New resource to strengthen Church music
By Adrian Middeldorp
AFTER almost a decade of work revising a resource more than 30 years old, a comprehensive new worship resource for the Catholic Church in Australia, Catholic Worship Book II, will be launched this Lent.
In layman’s terms, Catholic Worship Book II is to Catholic musicians and liturgists what The Force Awakens is to Star Wars fans. In fact, Catholic Worship Book II (CWBII) took many more years of production than the epic film.
CWBII is a project of the National Liturgical Music Board, which is the consultative body on liturgical music to the Australian Catholic Bishops Conference.
It is the first monumental work of its kind in Australia to have been compiled by a group of musicians and consultants under the auspices of the Church, rather than a commercial publishing enterprise, for specific use in the Church.
The book encourages the vision of the Second Vatican Council that reaffirms music as an integral part of all liturgical rites and, therefore, proper worship of God
It is a response to the 2001 Vatican document, Liturgiam Authenticam, which called for a more faithful translation of texts and clear guidelines for the establishment of sacred music repertoires within dioceses and local parishes.
CWBII consists of more than 650 musical items, explanatory notes on principles for choosing and using liturgical music, and rubrical instructions.
It includes hymns, chants and other liturgical music from a variety of Australian and overseas composers, past and present.
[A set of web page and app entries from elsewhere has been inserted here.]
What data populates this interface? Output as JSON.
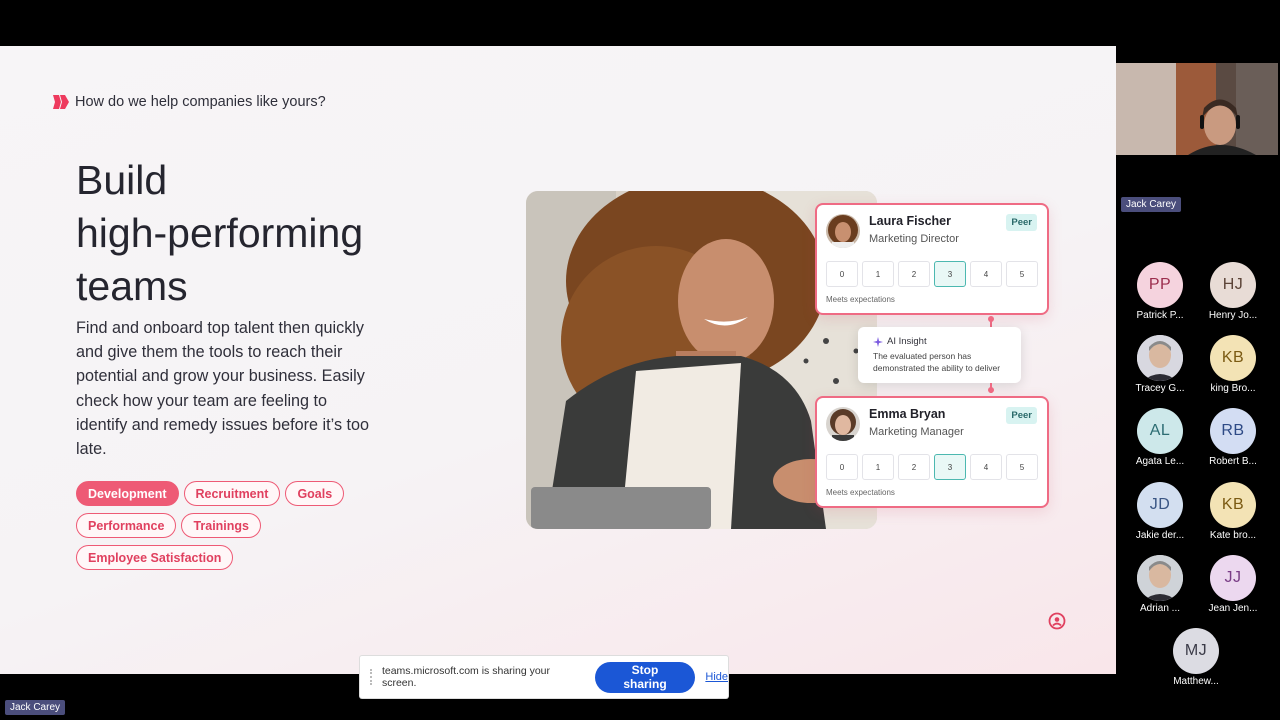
{
  "slide": {
    "kicker": "How do we help companies like yours?",
    "title_lines": [
      "Build",
      "high-performing",
      "teams"
    ],
    "body": "Find and onboard top talent then quickly and give them the tools to reach their potential and grow your business. Easily check how your team are feeling to identify and remedy issues before it’s too late.",
    "tags": [
      {
        "label": "Development",
        "active": true
      },
      {
        "label": "Recruitment",
        "active": false
      },
      {
        "label": "Goals",
        "active": false
      },
      {
        "label": "Performance",
        "active": false
      },
      {
        "label": "Trainings",
        "active": false
      },
      {
        "label": "Employee Satisfaction",
        "active": false
      }
    ],
    "cards": [
      {
        "name": "Laura Fischer",
        "role": "Marketing Director",
        "badge": "Peer",
        "scale": [
          "0",
          "1",
          "2",
          "3",
          "4",
          "5"
        ],
        "selected": "3",
        "footer": "Meets expectations"
      },
      {
        "name": "Emma Bryan",
        "role": "Marketing Manager",
        "badge": "Peer",
        "scale": [
          "0",
          "1",
          "2",
          "3",
          "4",
          "5"
        ],
        "selected": "3",
        "footer": "Meets expectations"
      }
    ],
    "insight": {
      "title": "AI Insight",
      "text": "The evaluated person has demonstrated the ability to deliver"
    },
    "colors": {
      "accent": "#ee5a75",
      "teal": "#4cb8b0"
    }
  },
  "share_bar": {
    "message": "teams.microsoft.com is sharing your screen.",
    "stop_label": "Stop sharing",
    "hide_label": "Hide"
  },
  "presenter": {
    "name": "Jack Carey"
  },
  "self_view": {
    "name": "Jack Carey"
  },
  "participants": [
    {
      "initials": "PP",
      "name": "Patrick P...",
      "bg": "#f5d3de",
      "fg": "#9b2d4d",
      "photo": false
    },
    {
      "initials": "HJ",
      "name": "Henry Jo...",
      "bg": "#e8dcd6",
      "fg": "#5c4438",
      "photo": false
    },
    {
      "initials": "",
      "name": "Tracey G...",
      "bg": "#d8d8e0",
      "fg": "#333",
      "photo": true
    },
    {
      "initials": "KB",
      "name": "king Bro...",
      "bg": "#f3e3b5",
      "fg": "#7a5a12",
      "photo": false
    },
    {
      "initials": "AL",
      "name": "Agata Le...",
      "bg": "#cde8ea",
      "fg": "#2c6c72",
      "photo": false
    },
    {
      "initials": "RB",
      "name": "Robert B...",
      "bg": "#d3ddf3",
      "fg": "#2e4a86",
      "photo": false
    },
    {
      "initials": "JD",
      "name": "Jakie der...",
      "bg": "#d3dff0",
      "fg": "#3a5684",
      "photo": false
    },
    {
      "initials": "KB",
      "name": "Kate bro...",
      "bg": "#f3e3b5",
      "fg": "#7a5a12",
      "photo": false
    },
    {
      "initials": "",
      "name": "Adrian ...",
      "bg": "#cfd3d8",
      "fg": "#333",
      "photo": true
    },
    {
      "initials": "JJ",
      "name": "Jean Jen...",
      "bg": "#ecd8ef",
      "fg": "#7a3d86",
      "photo": false
    },
    {
      "initials": "MJ",
      "name": "Matthew...",
      "bg": "#dcdce3",
      "fg": "#3b3b48",
      "photo": false
    }
  ]
}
Taizé chants are well represented among plainchants along with more contemporary styles of music.
It contains not only music for Mass but also music for the Sacraments, with a comprehensive section for the stages of the RCIA (Rite of Christian Initiation of Adults) and the Divine Office.
Each piece of music has been meticulously chosen; the essential selection criteria being: musical quality, text quality and pastoral considerations.
The director of music at St Patrick’s Cathedral in Parramatta Bernard Kirkpatrick, was a key contributor to the creation of CWBII.
Mr Kirkpatrick hopes the book will be the beginning of a larger project to educate and strengthen Church music in Australia and beyond.
“The book itself is one aspect of the CWBII project,” he said.
“It was felt that we needed to go down the track of first producing a hard copy resource, to be followed by a digital download facility, especially for the melody edition, for those places where data projection is used or special order of service booklets are required.
“After the book is released, we will have workshops and forums where the content of the book can be explored and demonstrated.”
A longer-term project of the resource is to record and provide pre-recorded accompaniments of selected items, for those communities where musicians are scarce or unavailable.
*This article was originally published in Catholic Outlook and is used with permission.